Bryan Cranston Responds To Breaking Bad Toys ‘R’ Us Controversy

Breaking Bad has not shied away from controversial subjects, nor has it ever considered itself to be appropriate for children. A line of Breaking Bad themed action figures that sell at Toys ‘R’ Us, meant for adult fans of the show, continued the show’s controversial themes well after the series finale when a Ft. Myers woman complained that the toys should be removed from store shelves due to their glorification of drug use. Rather than ignore the issue and move on to more important things, Bryan Cranston took some time to respond to Susan Schrivjer’s request, via Twitter.

Bryan Cranston conjured his Breaking Bad persona, Walter White, to issue a witty response to the woman’s ridiculous request for removal of the action figures.

“‘Florida mom petitions against Toys ‘R Us over Breaking Bad action figures.’ I’m so mad, I’m burning my Florida Mom action figure in protest”
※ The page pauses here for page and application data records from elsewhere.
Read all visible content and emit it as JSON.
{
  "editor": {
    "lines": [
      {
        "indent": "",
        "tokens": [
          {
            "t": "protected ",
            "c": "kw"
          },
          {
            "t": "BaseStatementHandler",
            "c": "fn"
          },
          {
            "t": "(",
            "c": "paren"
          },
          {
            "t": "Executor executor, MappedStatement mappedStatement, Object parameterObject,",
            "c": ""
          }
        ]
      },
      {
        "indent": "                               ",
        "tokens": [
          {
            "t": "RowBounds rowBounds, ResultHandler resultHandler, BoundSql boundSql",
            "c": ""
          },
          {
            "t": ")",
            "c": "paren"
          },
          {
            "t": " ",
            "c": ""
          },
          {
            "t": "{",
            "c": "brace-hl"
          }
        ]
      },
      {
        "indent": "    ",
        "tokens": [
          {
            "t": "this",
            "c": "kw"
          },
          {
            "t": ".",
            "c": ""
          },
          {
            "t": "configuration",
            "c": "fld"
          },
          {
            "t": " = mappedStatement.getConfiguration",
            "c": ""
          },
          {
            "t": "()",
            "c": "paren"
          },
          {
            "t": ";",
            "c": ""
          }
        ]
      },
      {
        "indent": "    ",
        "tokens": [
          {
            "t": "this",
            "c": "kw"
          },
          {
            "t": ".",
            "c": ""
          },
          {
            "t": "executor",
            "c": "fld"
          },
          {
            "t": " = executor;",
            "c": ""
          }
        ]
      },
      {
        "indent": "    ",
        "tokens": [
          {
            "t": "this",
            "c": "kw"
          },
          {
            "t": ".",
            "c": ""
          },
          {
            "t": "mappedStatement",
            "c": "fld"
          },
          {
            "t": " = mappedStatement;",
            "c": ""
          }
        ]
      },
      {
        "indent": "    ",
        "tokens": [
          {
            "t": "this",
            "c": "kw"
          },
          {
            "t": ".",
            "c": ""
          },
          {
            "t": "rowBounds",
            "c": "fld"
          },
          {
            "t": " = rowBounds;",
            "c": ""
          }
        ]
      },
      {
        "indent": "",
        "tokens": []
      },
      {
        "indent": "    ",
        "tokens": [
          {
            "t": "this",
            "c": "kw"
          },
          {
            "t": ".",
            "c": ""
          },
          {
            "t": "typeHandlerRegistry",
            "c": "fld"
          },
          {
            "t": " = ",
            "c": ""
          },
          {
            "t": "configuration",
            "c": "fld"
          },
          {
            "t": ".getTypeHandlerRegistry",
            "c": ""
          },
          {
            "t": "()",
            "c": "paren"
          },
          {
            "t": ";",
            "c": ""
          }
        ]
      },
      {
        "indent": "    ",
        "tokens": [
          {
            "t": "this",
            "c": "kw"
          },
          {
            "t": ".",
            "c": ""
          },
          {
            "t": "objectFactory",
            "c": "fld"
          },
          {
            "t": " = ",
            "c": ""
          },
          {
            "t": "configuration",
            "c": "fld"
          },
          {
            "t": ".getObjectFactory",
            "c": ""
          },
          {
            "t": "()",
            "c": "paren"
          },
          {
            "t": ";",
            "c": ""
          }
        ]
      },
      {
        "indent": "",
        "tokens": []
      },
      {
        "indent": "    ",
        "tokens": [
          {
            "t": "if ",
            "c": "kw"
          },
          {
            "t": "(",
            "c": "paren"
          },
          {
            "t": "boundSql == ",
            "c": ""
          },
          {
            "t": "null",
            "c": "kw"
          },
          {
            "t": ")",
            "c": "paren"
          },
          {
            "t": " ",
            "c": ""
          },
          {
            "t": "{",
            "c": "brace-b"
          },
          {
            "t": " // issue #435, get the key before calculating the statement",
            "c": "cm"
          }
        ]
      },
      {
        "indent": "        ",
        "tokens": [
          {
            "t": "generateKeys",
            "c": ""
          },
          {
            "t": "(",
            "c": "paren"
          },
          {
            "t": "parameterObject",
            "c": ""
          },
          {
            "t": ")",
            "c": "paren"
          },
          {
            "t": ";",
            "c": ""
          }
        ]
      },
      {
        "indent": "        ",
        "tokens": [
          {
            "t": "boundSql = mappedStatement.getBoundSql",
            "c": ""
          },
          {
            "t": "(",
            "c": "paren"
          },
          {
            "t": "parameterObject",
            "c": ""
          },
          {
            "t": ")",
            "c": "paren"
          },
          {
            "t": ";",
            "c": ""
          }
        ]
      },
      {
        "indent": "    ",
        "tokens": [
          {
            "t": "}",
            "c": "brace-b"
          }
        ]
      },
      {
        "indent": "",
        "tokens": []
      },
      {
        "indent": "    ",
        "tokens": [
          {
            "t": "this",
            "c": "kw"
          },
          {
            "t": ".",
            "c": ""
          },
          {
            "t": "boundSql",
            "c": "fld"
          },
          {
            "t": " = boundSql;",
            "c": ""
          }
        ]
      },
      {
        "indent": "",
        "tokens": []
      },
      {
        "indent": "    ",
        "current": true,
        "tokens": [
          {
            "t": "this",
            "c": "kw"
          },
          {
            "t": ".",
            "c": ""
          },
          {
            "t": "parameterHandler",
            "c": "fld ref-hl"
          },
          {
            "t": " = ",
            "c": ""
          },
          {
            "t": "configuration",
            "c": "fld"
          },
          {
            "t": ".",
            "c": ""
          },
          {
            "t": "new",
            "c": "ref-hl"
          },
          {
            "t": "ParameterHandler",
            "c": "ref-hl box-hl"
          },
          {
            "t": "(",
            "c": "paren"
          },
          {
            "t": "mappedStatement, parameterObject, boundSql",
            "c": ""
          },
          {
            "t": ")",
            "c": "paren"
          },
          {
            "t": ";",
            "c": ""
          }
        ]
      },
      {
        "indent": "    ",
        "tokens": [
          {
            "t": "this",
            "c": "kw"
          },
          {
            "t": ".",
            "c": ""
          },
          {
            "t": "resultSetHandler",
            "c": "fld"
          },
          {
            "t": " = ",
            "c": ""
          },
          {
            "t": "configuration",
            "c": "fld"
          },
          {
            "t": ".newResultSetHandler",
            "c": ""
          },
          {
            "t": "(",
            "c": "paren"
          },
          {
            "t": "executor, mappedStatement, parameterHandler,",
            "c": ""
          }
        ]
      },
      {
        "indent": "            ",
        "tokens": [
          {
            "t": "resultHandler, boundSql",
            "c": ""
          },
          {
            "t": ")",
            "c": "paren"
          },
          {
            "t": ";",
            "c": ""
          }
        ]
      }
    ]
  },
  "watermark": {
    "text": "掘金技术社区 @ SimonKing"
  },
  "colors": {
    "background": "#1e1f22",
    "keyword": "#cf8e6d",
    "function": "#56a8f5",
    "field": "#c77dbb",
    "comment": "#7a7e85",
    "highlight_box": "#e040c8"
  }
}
The Breaking Bad action figures are intended to be sold to children 15 years of age and older and are merchandised with other adult oriented toys within the stores. Toys ‘R’ Us has not removed the toys from their shelves and have not shown an interest in doing so. The limited quantities that are available are expected to sell out by the end of the holiday season.

In response to Toys ‘R’ Us’s failure to comply with Shrivjer’s request to remove the Breaking Bad action figures, she has started a petition for their removal on The petition has received over 7,000 signatures thus far.

Toys ‘R’ Us responded to the petition and justified their reasoning for keeping the figures on the shelf.

“The products you reference are carried in very limited quantities and the product packaging clearly notes that the items are intended for ages 15 and up. Items from this TV series are located in the adult action figure area of our stores.”

Shrivjner feels that the toys will influence children towards a trend of breaking the law and ultimately placing them in a situation where they will be wearing “an orange jumpsuit.” However, she does not speak to any other violent themed toys, such as pro wrestling figures, toy space guns, or Barbie’s influence on a young girl’s vision of how she should look. The overall basis of her request, although viewed seriously, seems to have no merit or impact on the decision to remove of keep the figures on the shelves. Instead, she may unintentionally be drawing attention to them, possibly coercing their removal via increased sales.

What do you think? Is it really an issue?

[Photo Courtesy: Gawker]